It sure sounds like this kind of project called for a great deal of determination. How do you explain your tenacity all throughout?

NR: The urge to document and preserve has been with me since childhood. I still remember how I would stand in front of something or other I was looking at and feeling desperate to treasure the sight forever, long before I ever even held a camera. But with this, the driving force was professional, because it was crystal clear to me that this was the cinematheque’s crown jewel and that it was, for all intents and purposes, a bona fide treasure.

To sum up, do you have a favourite bit of cinematheque archival footage?

NR: My favourite has to be this film called Palestine, which lots of other people also love. It’s a hand-colourised film, shot in 1920 by a group of pilgrims who had come to explore the land. It has both aesthetic and historic value. Never mind the fact that it is the most extraordinary piece of historical testimony, it is shot so beautifully that honestly, I would put up frames from it on my walls at home in a heartbeat. And we don’t even have the cinematographer’s name.”

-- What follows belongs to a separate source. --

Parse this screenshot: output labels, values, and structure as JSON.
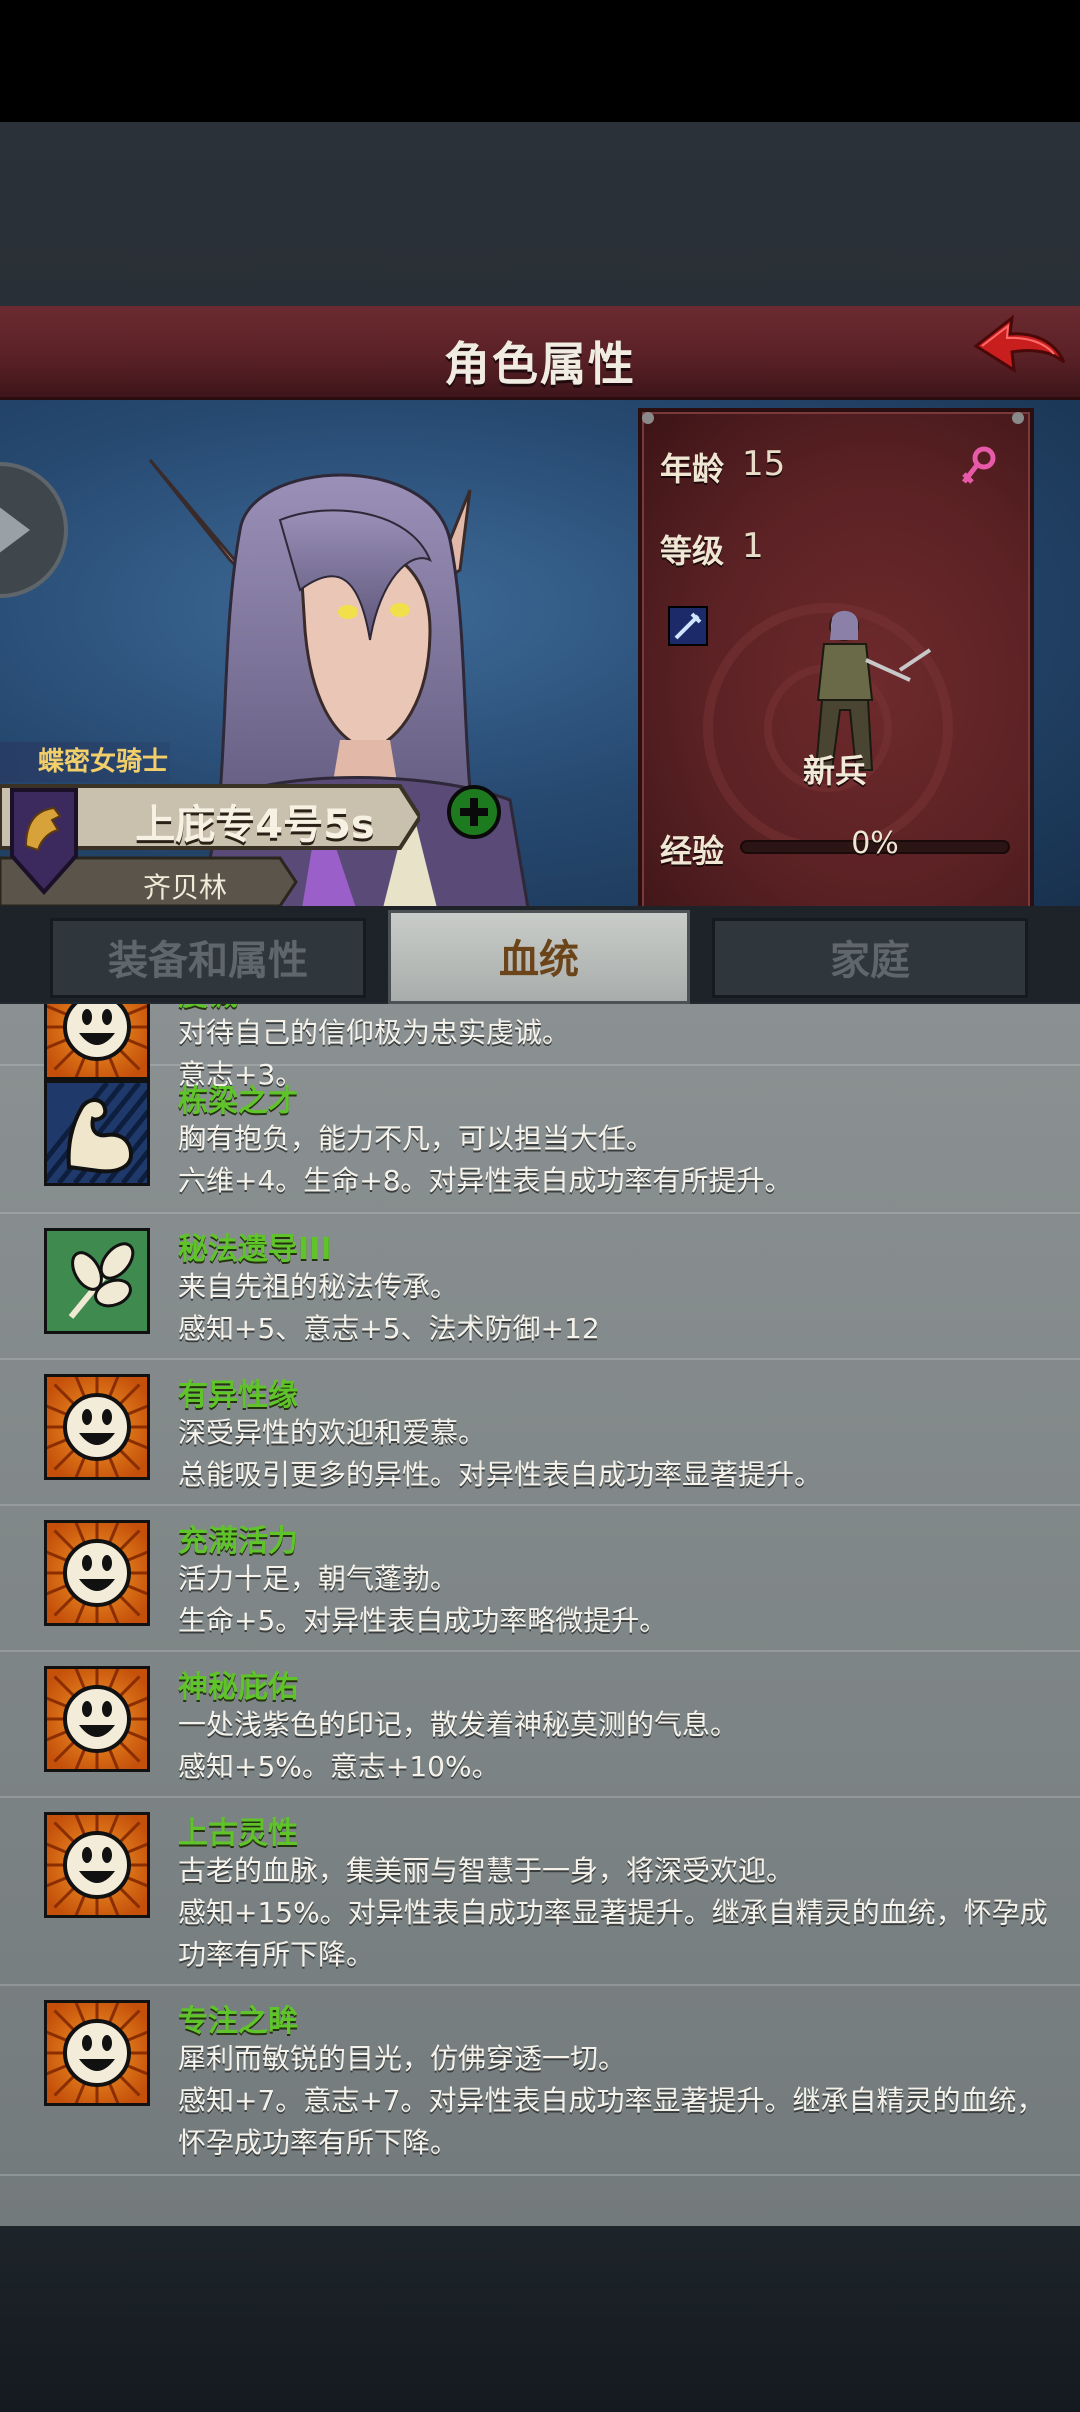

Subscribe to our mailing list and stay up to date
הירשמו לרשימת התפוצה שלנו והישארו מעודכנים

This will close in 0 seconds